=== Problem ===
Output every line below exactly.

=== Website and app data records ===
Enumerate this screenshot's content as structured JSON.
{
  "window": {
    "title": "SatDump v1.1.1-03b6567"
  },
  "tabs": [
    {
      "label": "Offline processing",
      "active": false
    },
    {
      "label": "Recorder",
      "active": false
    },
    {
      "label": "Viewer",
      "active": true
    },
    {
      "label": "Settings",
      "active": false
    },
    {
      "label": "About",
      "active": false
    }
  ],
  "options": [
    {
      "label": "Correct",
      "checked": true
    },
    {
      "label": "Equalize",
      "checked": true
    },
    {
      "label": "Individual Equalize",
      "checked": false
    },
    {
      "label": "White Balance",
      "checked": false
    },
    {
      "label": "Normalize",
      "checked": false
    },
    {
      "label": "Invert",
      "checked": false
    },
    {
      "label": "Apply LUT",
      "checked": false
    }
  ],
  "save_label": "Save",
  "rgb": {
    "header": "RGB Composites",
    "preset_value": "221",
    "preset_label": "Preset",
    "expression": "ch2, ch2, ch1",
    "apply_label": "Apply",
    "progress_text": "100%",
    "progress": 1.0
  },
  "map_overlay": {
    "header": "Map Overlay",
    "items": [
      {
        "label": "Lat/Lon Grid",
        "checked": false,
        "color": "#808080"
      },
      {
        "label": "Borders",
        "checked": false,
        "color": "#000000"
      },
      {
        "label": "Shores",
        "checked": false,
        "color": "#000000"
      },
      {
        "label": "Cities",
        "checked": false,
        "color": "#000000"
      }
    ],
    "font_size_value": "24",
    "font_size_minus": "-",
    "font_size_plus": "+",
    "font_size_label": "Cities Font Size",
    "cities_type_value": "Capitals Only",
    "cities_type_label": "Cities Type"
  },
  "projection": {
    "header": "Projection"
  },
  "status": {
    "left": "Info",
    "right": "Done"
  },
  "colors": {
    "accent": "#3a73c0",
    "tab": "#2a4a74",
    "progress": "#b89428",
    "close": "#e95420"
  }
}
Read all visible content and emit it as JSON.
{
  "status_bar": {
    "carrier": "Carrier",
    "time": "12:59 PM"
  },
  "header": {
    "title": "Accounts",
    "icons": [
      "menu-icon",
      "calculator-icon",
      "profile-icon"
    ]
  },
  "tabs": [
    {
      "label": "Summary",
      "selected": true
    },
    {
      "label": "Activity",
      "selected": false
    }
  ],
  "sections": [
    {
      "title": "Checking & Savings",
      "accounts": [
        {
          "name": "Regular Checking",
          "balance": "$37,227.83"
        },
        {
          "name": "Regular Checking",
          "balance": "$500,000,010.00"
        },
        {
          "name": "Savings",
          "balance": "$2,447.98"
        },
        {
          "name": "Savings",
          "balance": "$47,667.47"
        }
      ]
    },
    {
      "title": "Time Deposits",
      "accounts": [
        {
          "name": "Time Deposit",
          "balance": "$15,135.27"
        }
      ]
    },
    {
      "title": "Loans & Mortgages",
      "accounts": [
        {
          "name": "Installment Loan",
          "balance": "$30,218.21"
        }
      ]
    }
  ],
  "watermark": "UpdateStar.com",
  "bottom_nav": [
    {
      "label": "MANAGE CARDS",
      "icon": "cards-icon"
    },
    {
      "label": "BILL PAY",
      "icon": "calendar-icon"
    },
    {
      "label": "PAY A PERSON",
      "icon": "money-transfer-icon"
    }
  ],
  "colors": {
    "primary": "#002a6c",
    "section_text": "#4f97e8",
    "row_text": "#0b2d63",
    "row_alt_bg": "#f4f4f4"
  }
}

=== Reply to the exercise ===
Enumerate this screenshot's content as structured JSON.
{
  "window": {
    "title": "SatDump v1.1.1-03b6567"
  },
  "tabs": [
    {
      "label": "Offline processing",
      "active": false
    },
    {
      "label": "Recorder",
      "active": false
    },
    {
      "label": "Viewer",
      "active": true
    },
    {
      "label": "Settings",
      "active": false
    },
    {
      "label": "About",
      "active": false
    }
  ],
  "options": [
    {
      "label": "Correct",
      "checked": true
    },
    {
      "label": "Equalize",
      "checked": true
    },
    {
      "label": "Individual Equalize",
      "checked": false
    },
    {
      "label": "White Balance",
      "checked": false
    },
    {
      "label": "Normalize",
      "checked": false
    },
    {
      "label": "Invert",
      "checked": false
    },
    {
      "label": "Apply LUT",
      "checked": false
    }
  ],
  "save_label": "Save",
  "rgb": {
    "header": "RGB Composites",
    "preset_value": "221",
    "preset_label": "Preset",
    "expression": "ch2, ch2, ch1",
    "apply_label": "Apply",
    "progress_text": "100%",
    "progress": 1.0
  },
  "map_overlay": {
    "header": "Map Overlay",
    "items": [
      {
        "label": "Lat/Lon Grid",
        "checked": false,
        "color": "#808080"
      },
      {
        "label": "Borders",
        "checked": false,
        "color": "#000000"
      },
      {
        "label": "Shores",
        "checked": false,
        "color": "#000000"
      },
      {
        "label": "Cities",
        "checked": false,
        "color": "#000000"
      }
    ],
    "font_size_value": "24",
    "font_size_minus": "-",
    "font_size_plus": "+",
    "font_size_label": "Cities Font Size",
    "cities_type_value": "Capitals Only",
    "cities_type_label": "Cities Type"
  },
  "projection": {
    "header": "Projection"
  },
  "status": {
    "left": "Info",
    "right": "Done"
  },
  "colors": {
    "accent": "#3a73c0",
    "tab": "#2a4a74",
    "progress": "#b89428",
    "close": "#e95420"
  }
}
Read all visible content and emit it as JSON.
{
  "status_bar": {
    "carrier": "Carrier",
    "time": "12:59 PM"
  },
  "header": {
    "title": "Accounts",
    "icons": [
      "menu-icon",
      "calculator-icon",
      "profile-icon"
    ]
  },
  "tabs": [
    {
      "label": "Summary",
      "selected": true
    },
    {
      "label": "Activity",
      "selected": false
    }
  ],
  "sections": [
    {
      "title": "Checking & Savings",
      "accounts": [
        {
          "name": "Regular Checking",
          "balance": "$37,227.83"
        },
        {
          "name": "Regular Checking",
          "balance": "$500,000,010.00"
        },
        {
          "name": "Savings",
          "balance": "$2,447.98"
        },
        {
          "name": "Savings",
          "balance": "$47,667.47"
        }
      ]
    },
    {
      "title": "Time Deposits",
      "accounts": [
        {
          "name": "Time Deposit",
          "balance": "$15,135.27"
        }
      ]
    },
    {
      "title": "Loans & Mortgages",
      "accounts": [
        {
          "name": "Installment Loan",
          "balance": "$30,218.21"
        }
      ]
    }
  ],
  "watermark": "UpdateStar.com",
  "bottom_nav": [
    {
      "label": "MANAGE CARDS",
      "icon": "cards-icon"
    },
    {
      "label": "BILL PAY",
      "icon": "calendar-icon"
    },
    {
      "label": "PAY A PERSON",
      "icon": "money-transfer-icon"
    }
  ],
  "colors": {
    "primary": "#002a6c",
    "section_text": "#4f97e8",
    "row_text": "#0b2d63",
    "row_alt_bg": "#f4f4f4"
  }
}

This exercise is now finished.